*** Opening Recorded data ***

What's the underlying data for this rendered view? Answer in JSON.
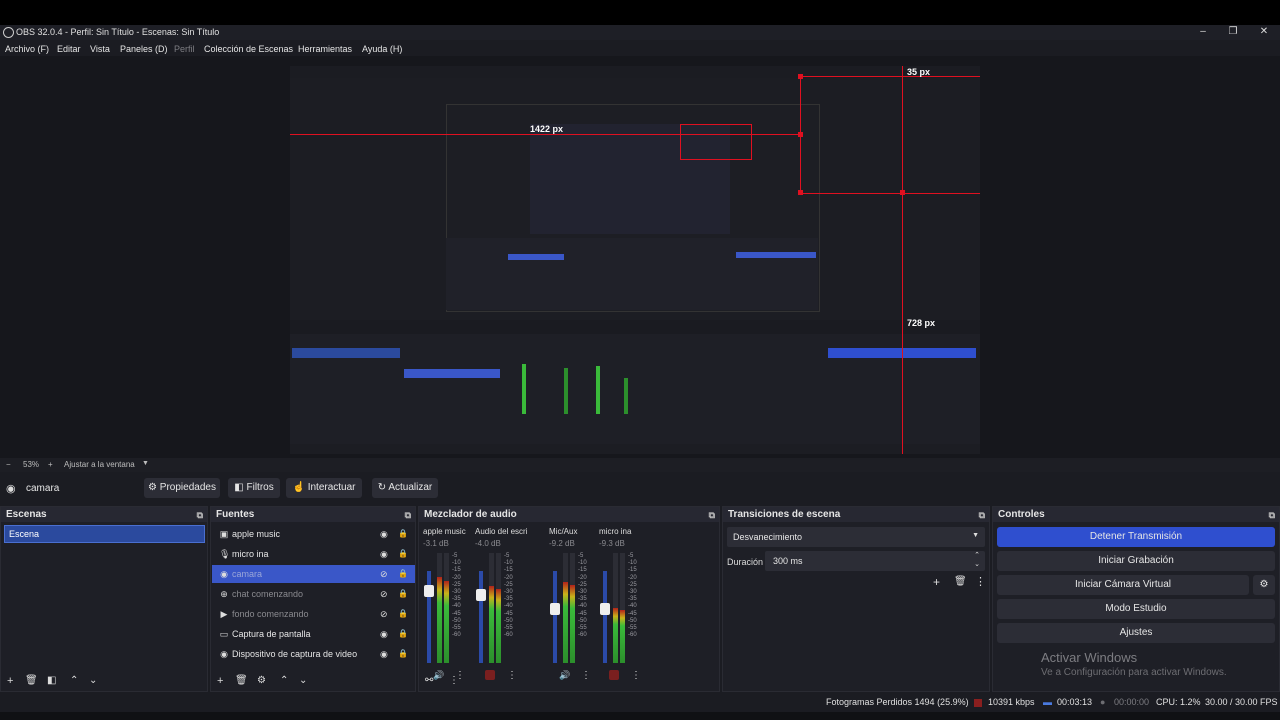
{
  "window": {
    "title": "OBS 32.0.4 - Perfil: Sin Título - Escenas: Sin Título"
  },
  "menu": [
    "Archivo (F)",
    "Editar",
    "Vista",
    "Paneles (D)",
    "Perfil",
    "Colección de Escenas",
    "Herramientas",
    "Ayuda (H)"
  ],
  "preview": {
    "labels": {
      "top": "35 px",
      "left": "1422 px",
      "bottom": "728 px"
    }
  },
  "zoom": {
    "minus": "−",
    "level": "53%",
    "plus": "+",
    "fit": "Ajustar a la ventana"
  },
  "source_toolbar": {
    "current": "camara",
    "props": "Propiedades",
    "filters": "Filtros",
    "interact": "Interactuar",
    "refresh": "Actualizar"
  },
  "scenes": {
    "title": "Escenas",
    "items": [
      "Escena"
    ]
  },
  "sources": {
    "title": "Fuentes",
    "items": [
      {
        "label": "apple music",
        "icon": "window-icon"
      },
      {
        "label": "micro ina",
        "icon": "microphone-icon"
      },
      {
        "label": "camara",
        "icon": "camera-icon"
      },
      {
        "label": "chat comenzando",
        "icon": "browser-icon"
      },
      {
        "label": "fondo comenzando",
        "icon": "play-icon"
      },
      {
        "label": "Captura de pantalla",
        "icon": "monitor-icon"
      },
      {
        "label": "Dispositivo de captura de video",
        "icon": "camera-icon"
      }
    ]
  },
  "mixer": {
    "title": "Mezclador de audio",
    "channels": [
      {
        "name": "apple music",
        "db": "-3.1 dB",
        "level": 0.78,
        "volume": 0.82,
        "muted": false
      },
      {
        "name": "Audio del escritorio",
        "db": "-4.0 dB",
        "level": 0.7,
        "volume": 0.78,
        "muted": true
      },
      {
        "name": "Mic/Aux",
        "db": "-9.2 dB",
        "level": 0.74,
        "volume": 0.6,
        "muted": false
      },
      {
        "name": "micro ina",
        "db": "-9.3 dB",
        "level": 0.5,
        "volume": 0.6,
        "muted": true
      }
    ],
    "scale": [
      "-5",
      "-10",
      "-15",
      "-20",
      "-25",
      "-30",
      "-35",
      "-40",
      "-45",
      "-50",
      "-55",
      "-60"
    ]
  },
  "transitions": {
    "title": "Transiciones de escena",
    "selected": "Desvanecimiento",
    "duration_label": "Duración",
    "duration_value": "300 ms"
  },
  "controls": {
    "title": "Controles",
    "stream": "Detener Transmisión",
    "record": "Iniciar Grabación",
    "virtual": "Iniciar Cámara Virtual",
    "studio": "Modo Estudio",
    "settings": "Ajustes"
  },
  "watermark": {
    "line1": "Activar Windows",
    "line2": "Ve a Configuración para activar Windows."
  },
  "status": {
    "dropped": "Fotogramas Perdidos 1494 (25.9%)",
    "kbps": "10391 kbps",
    "stream_time": "00:03:13",
    "rec_time": "00:00:00",
    "cpu": "CPU: 1.2%",
    "fps": "30.00 / 30.00 FPS"
  },
  "colors": {
    "accent": "#2f4fcf",
    "guide": "#e01020",
    "selection": "#3a57c8"
  }
}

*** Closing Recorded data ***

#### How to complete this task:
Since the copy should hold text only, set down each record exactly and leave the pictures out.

#### Answer section:
What's the underlying data for this rendered view? Answer in JSON.
{
  "window": {
    "title": "OBS 32.0.4 - Perfil: Sin Título - Escenas: Sin Título"
  },
  "menu": [
    "Archivo (F)",
    "Editar",
    "Vista",
    "Paneles (D)",
    "Perfil",
    "Colección de Escenas",
    "Herramientas",
    "Ayuda (H)"
  ],
  "preview": {
    "labels": {
      "top": "35 px",
      "left": "1422 px",
      "bottom": "728 px"
    }
  },
  "zoom": {
    "minus": "−",
    "level": "53%",
    "plus": "+",
    "fit": "Ajustar a la ventana"
  },
  "source_toolbar": {
    "current": "camara",
    "props": "Propiedades",
    "filters": "Filtros",
    "interact": "Interactuar",
    "refresh": "Actualizar"
  },
  "scenes": {
    "title": "Escenas",
    "items": [
      "Escena"
    ]
  },
  "sources": {
    "title": "Fuentes",
    "items": [
      {
        "label": "apple music",
        "icon": "window-icon"
      },
      {
        "label": "micro ina",
        "icon": "microphone-icon"
      },
      {
        "label": "camara",
        "icon": "camera-icon"
      },
      {
        "label": "chat comenzando",
        "icon": "browser-icon"
      },
      {
        "label": "fondo comenzando",
        "icon": "play-icon"
      },
      {
        "label": "Captura de pantalla",
        "icon": "monitor-icon"
      },
      {
        "label": "Dispositivo de captura de video",
        "icon": "camera-icon"
      }
    ]
  },
  "mixer": {
    "title": "Mezclador de audio",
    "channels": [
      {
        "name": "apple music",
        "db": "-3.1 dB",
        "level": 0.78,
        "volume": 0.82,
        "muted": false
      },
      {
        "name": "Audio del escritorio",
        "db": "-4.0 dB",
        "level": 0.7,
        "volume": 0.78,
        "muted": true
      },
      {
        "name": "Mic/Aux",
        "db": "-9.2 dB",
        "level": 0.74,
        "volume": 0.6,
        "muted": false
      },
      {
        "name": "micro ina",
        "db": "-9.3 dB",
        "level": 0.5,
        "volume": 0.6,
        "muted": true
      }
    ],
    "scale": [
      "-5",
      "-10",
      "-15",
      "-20",
      "-25",
      "-30",
      "-35",
      "-40",
      "-45",
      "-50",
      "-55",
      "-60"
    ]
  },
  "transitions": {
    "title": "Transiciones de escena",
    "selected": "Desvanecimiento",
    "duration_label": "Duración",
    "duration_value": "300 ms"
  },
  "controls": {
    "title": "Controles",
    "stream": "Detener Transmisión",
    "record": "Iniciar Grabación",
    "virtual": "Iniciar Cámara Virtual",
    "studio": "Modo Estudio",
    "settings": "Ajustes"
  },
  "watermark": {
    "line1": "Activar Windows",
    "line2": "Ve a Configuración para activar Windows."
  },
  "status": {
    "dropped": "Fotogramas Perdidos 1494 (25.9%)",
    "kbps": "10391 kbps",
    "stream_time": "00:03:13",
    "rec_time": "00:00:00",
    "cpu": "CPU: 1.2%",
    "fps": "30.00 / 30.00 FPS"
  },
  "colors": {
    "accent": "#2f4fcf",
    "guide": "#e01020",
    "selection": "#3a57c8"
  }
}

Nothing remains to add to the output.